> If you figure that was three full days of deliveries compressed into one
> (roughly), I expect we could probably triple volume with no problem.
> To scale, I would probably work on expanding the black lists on the
> proxy--probably by parsing logs and creating my own blacklists.
> Backing up is another issue.  Be careful with rsync, FWIU, it tries to
> load the list of files to backup into memory.  (I assume it works the
> same on Debian as on FreeBSD):
>     Date: Sat, 26 Nov 2005 12:32:26 +0000 (GMT)
>     From: Robert Watson <rwatson@FreeBSD.org>
>     Subject: Re: Backup solutions
>     The problem I've had with rsync is that it wants to build a list of
>     all files to be backed up. On my cyrus server, I have file systems
>     with >6m files.

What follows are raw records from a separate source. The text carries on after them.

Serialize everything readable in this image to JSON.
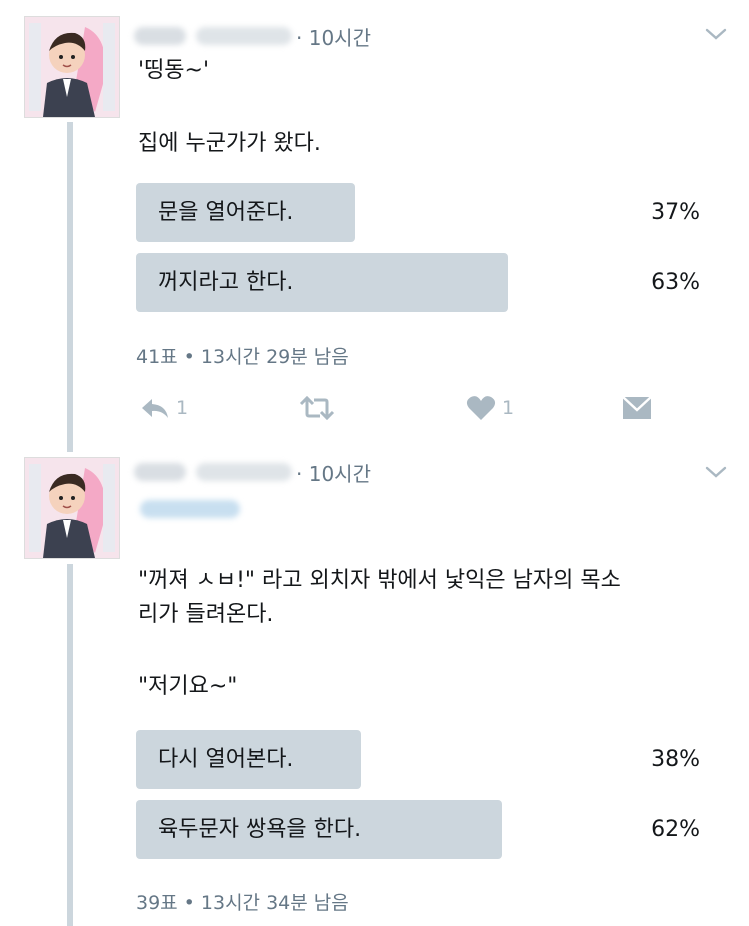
{
  "tweets": [
    {
      "time": "· 10시간",
      "lines": [
        "'띵동~'",
        "집에 누군가가 왔다."
      ],
      "poll": {
        "options": [
          {
            "label": "문을 열어준다.",
            "percent_text": "37%",
            "percent": 37
          },
          {
            "label": "꺼지라고 한다.",
            "percent_text": "63%",
            "percent": 63
          }
        ],
        "votes": "41표",
        "separator": "•",
        "remaining": "13시간 29분 남음"
      },
      "actions": {
        "reply_count": "1",
        "like_count": "1"
      }
    },
    {
      "time": "· 10시간",
      "lines": [
        "\"꺼져 ㅅㅂ!\" 라고 외치자 밖에서 낯익은 남자의 목소",
        "리가 들려온다.",
        "\"저기요~\""
      ],
      "poll": {
        "options": [
          {
            "label": "다시 열어본다.",
            "percent_text": "38%",
            "percent": 38
          },
          {
            "label": "육두문자 쌍욕을 한다.",
            "percent_text": "62%",
            "percent": 62
          }
        ],
        "votes": "39표",
        "separator": "•",
        "remaining": "13시간 34분 남음"
      }
    }
  ],
  "colors": {
    "bar": "#ccd6dd",
    "muted": "#657786",
    "icon": "#aab8c2",
    "thread_line": "#ccd6dd"
  },
  "icons": {
    "chevron": "chevron-down-icon",
    "reply": "reply-icon",
    "retweet": "retweet-icon",
    "like": "heart-icon",
    "dm": "envelope-icon"
  }
}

This causes rsync to core dump when it discovers it
>     can't allocate memory to hold the entire list at once.
I hope that cyrus or drbd replication eliminate backup need,
rsync is still option but requires second though obviously.

> BTW, spamd is also a tar pit which, while not as effective as I hoped,
> gives me some satisfaction as the smtp dialog returns at one byte per
> second to know spammers that are not smart enough to disconnect (which
> is not that many :( ).
> m

Thank you for your valuable comments.


Reply to: